The color you want to focus on is the left-hand color. This color is the Base Color and is the pivotal color for your theme. You will see that, by default, the remaining colors fall into a logical color pattern from the Base Color. In addition, notice that the Base Color has a white circle in the color wheel. You can select any of the colors in the color wheel to spread the color pattern.

The default color pattern spread has the label Analogous. You can also choose additional color patterns such as Monochromatic, Triad, Complementary, Shades and Custom.

When you have a color theme you like, you should give it a name. Don't give it a boring name, like "Brown 34," give the color theme a name that's fun such as "Coffee Break." It's also good to give your color theme a few tags to help categorize the theme. The search engine will use the tags as part of its search. Figure 2

Finally, select the "Save" button to save your work. (You can select the MyKuler at any time to view all of the color themes you have created.) Figure 3

Once you have created a theme you can choose to keep the theme private or you can select the "publish" button to share your theme with the whole world.

Kuler Talk
Adobe wants to hear what you think of their latest Web product. Unlike other products coming from Adobe, such as Apollo and Adobe Acrobat 8, Kuler is a pure Web product. The only way you can use it is through your own feedback. To help facilitate open communication Adobe has a Web site you can go to (http://www.adobe.com/cfusion/webforums/forum/categories.cfm?forumid=72&catid=622).
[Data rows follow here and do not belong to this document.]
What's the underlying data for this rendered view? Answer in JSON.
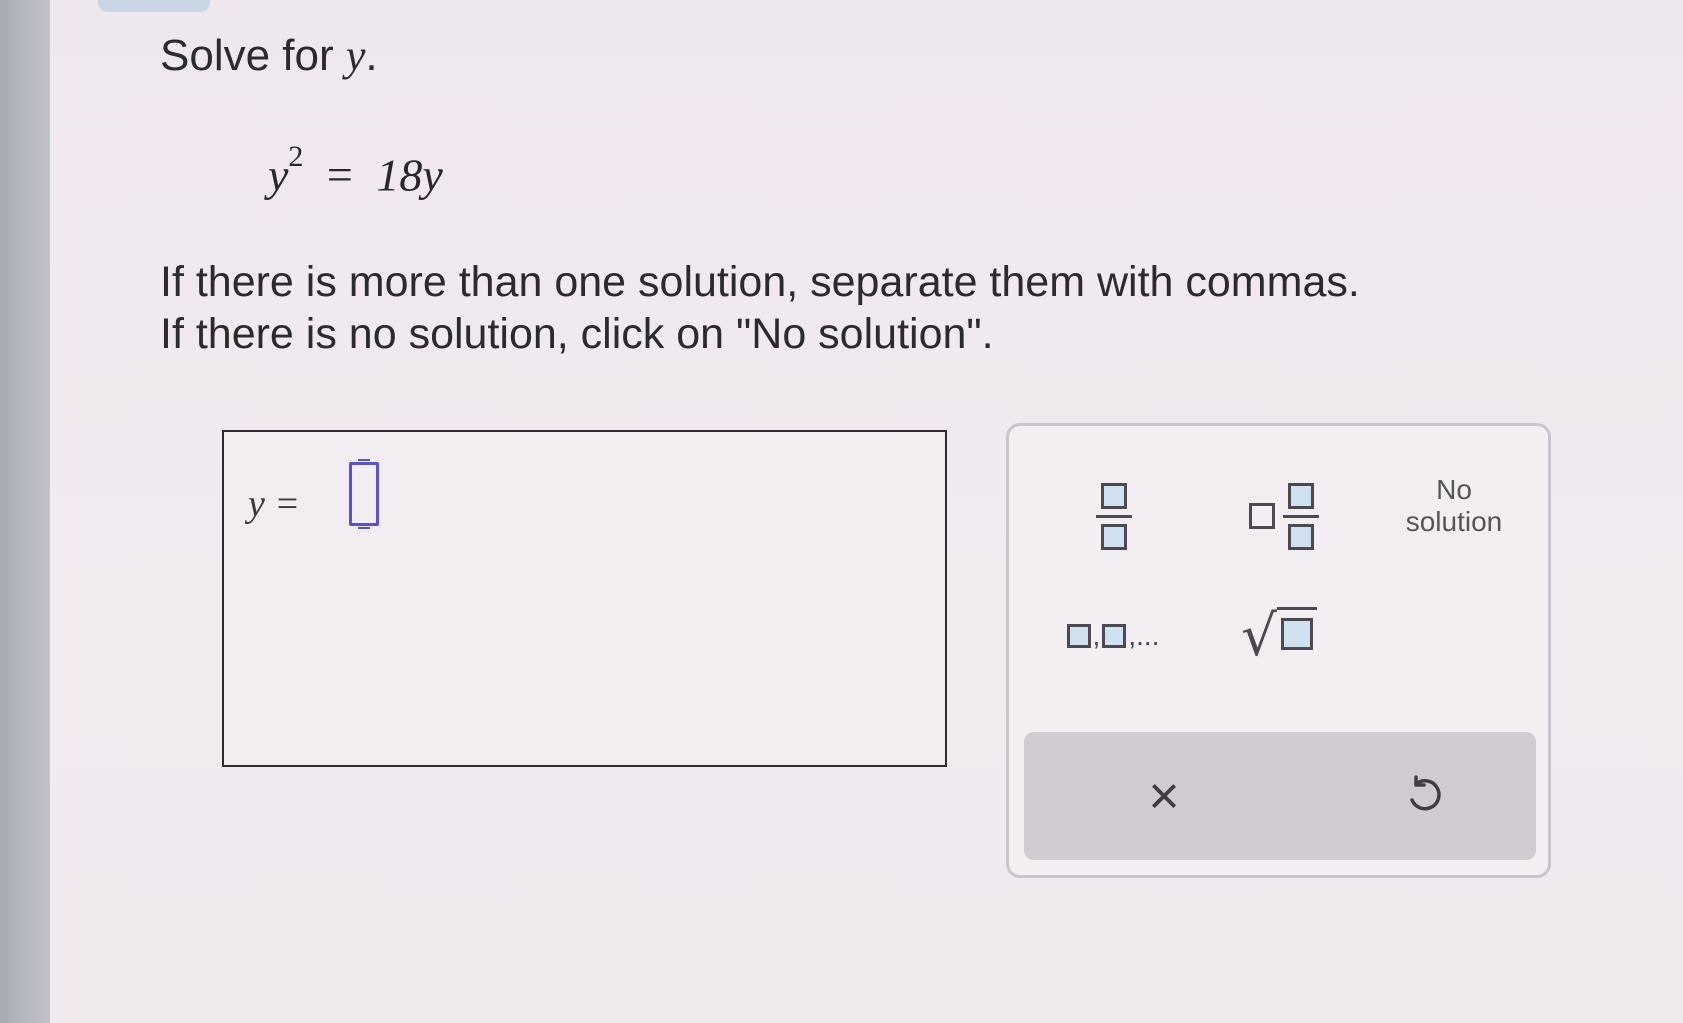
{
  "question": {
    "title_prefix": "Solve for ",
    "title_var": "y",
    "title_suffix": ".",
    "equation": {
      "lhs_base": "y",
      "lhs_exp": "2",
      "equals": "=",
      "rhs": "18y"
    },
    "instruction_line1": "If there is more than one solution, separate them with commas.",
    "instruction_line2": "If there is no solution, click on \"No solution\"."
  },
  "answer": {
    "label": "y =",
    "value": ""
  },
  "keypad": {
    "fraction_key": "fraction-icon",
    "mixed_number_key": "mixed-number-icon",
    "no_solution_line1": "No",
    "no_solution_line2": "solution",
    "list_separator": ",",
    "list_ellipsis": ",...",
    "sqrt_symbol": "√",
    "clear_symbol": "×",
    "undo_icon": "undo-icon"
  },
  "colors": {
    "accent_cursor": "#5a50d8",
    "placeholder_fill": "#cfe0ee"
  }
}
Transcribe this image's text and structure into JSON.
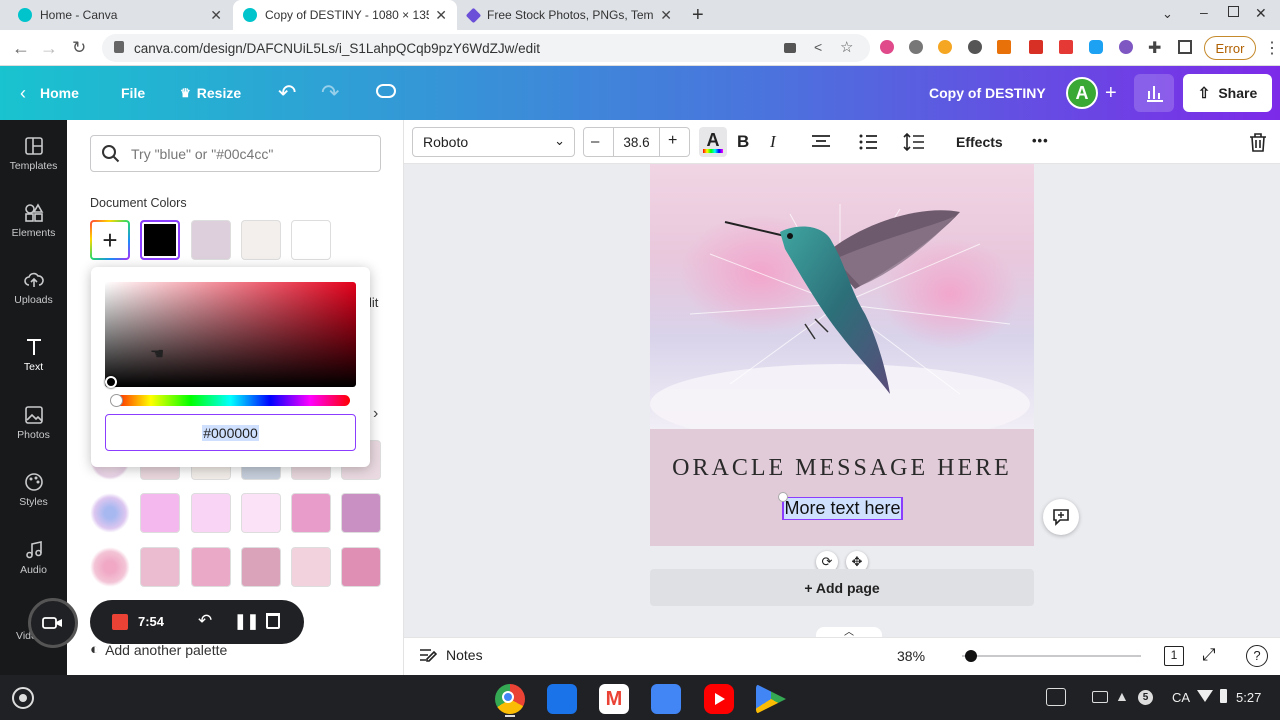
{
  "browser": {
    "tabs": [
      {
        "title": "Home - Canva"
      },
      {
        "title": "Copy of DESTINY - 1080 × 1350p"
      },
      {
        "title": "Free Stock Photos, PNGs, Templ"
      }
    ],
    "new_tab": "+",
    "url": "canva.com/design/DAFCNUiL5Ls/i_S1LahpQCqb9pzY6WdZJw/edit",
    "error_label": "Error"
  },
  "header": {
    "home": "Home",
    "file": "File",
    "resize": "Resize",
    "doc_title": "Copy of DESTINY",
    "avatar": "A",
    "share": "Share"
  },
  "rail": [
    {
      "label": "Templates",
      "icon": "templates-icon"
    },
    {
      "label": "Elements",
      "icon": "elements-icon"
    },
    {
      "label": "Uploads",
      "icon": "uploads-icon"
    },
    {
      "label": "Text",
      "icon": "text-icon"
    },
    {
      "label": "Photos",
      "icon": "photos-icon"
    },
    {
      "label": "Styles",
      "icon": "styles-icon"
    },
    {
      "label": "Audio",
      "icon": "audio-icon"
    },
    {
      "label": "Vide",
      "icon": "video-icon"
    }
  ],
  "panel": {
    "search_placeholder": "Try \"blue\" or \"#00c4cc\"",
    "document_colors": "Document Colors",
    "doc_swatches": [
      "#000000",
      "#ddd0dc",
      "#f3efec",
      "#ffffff"
    ],
    "partial_text": "lit",
    "hex_value": "#000000",
    "palette_rows": [
      [
        "#e8d6dc",
        "#f2ede8",
        "#c5cedb",
        "#e7d6dc",
        "#ead9e0"
      ],
      [
        "#f5b8ee",
        "#f9d4f5",
        "#fbe2f7",
        "#e89cc9",
        "#c990c3"
      ],
      [
        "#ebbcd0",
        "#eaa9c6",
        "#dba3ba",
        "#f1d2dd",
        "#e08fb4"
      ]
    ],
    "add_palette": "Add another palette"
  },
  "recorder": {
    "time": "7:54"
  },
  "toolbar": {
    "font": "Roboto",
    "minus": "–",
    "size": "38.6",
    "plus": "+",
    "bold": "B",
    "italic": "I",
    "effects": "Effects",
    "more": "•••"
  },
  "canvas": {
    "heading": "ORACLE MESSAGE HERE",
    "subtext": "More text here",
    "add_page": "+ Add page"
  },
  "status": {
    "notes": "Notes",
    "zoom": "38%",
    "page_count": "1",
    "zoom_fraction": 0.05
  },
  "shelf": {
    "lang": "CA",
    "notif_count": "5",
    "time": "5:27"
  }
}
The aptly named "Kuler Talk" is a great place for you to meet other people crazy about color schemes.

To round off your access to information on color treatment and management Adobe has section called Links at the Kuler site. They include:

Color Workz - www.worqx.com/color
Color Matters - www.colormatters.com/
Wikipedia Color Theory - http://en.wikipedia.org/wiki/Color_theory
Webexhibits Causes of Color - http://webexhibits.org/causesofcolor/index.html
Apple World of Color - www.apple.com/pro/color/

Kuler is a fun, focused new solution from Adobe that has potential. What I would like to see in the immediate future are enhancement that allow sample swatches to export to PDF, create RSS feeds for latest colors, and integrate Kuler into products such as Flash, Illustrator and Photoshop.

This is a great first step. I cannot wait to see what will come next.

More Stories By Matthew David

Matthew has written books for Friends of Ed, Pearson Press, New Riders, Wiley, Focal Press and Peach Pit. He is also experience at leading teams top deliver bestselling titles books that come with accompanying video training and media. An example is Flash MX Magic, a book written by 7 authors, with an accompanying web site and CD. The book sold over 45,000 copies in 12 languages. Matthew is also the author of 400+ articles.

Comments (0)

Share your thoughts on this story.

Add your comment
You must be signed in to add a comment. Sign-in | Register

In accordance with our Comment Policy, we encourage comments that are on topic, relevant and to-the-point. We will remove comments that include profanity, personal attacks, racial slurs, threats of violence, or other inappropriate material that violates our Terms and Conditions, and will block users who make repeated violations. We ask all readers to expect diversity of opinion and to treat one another with dignity and respect.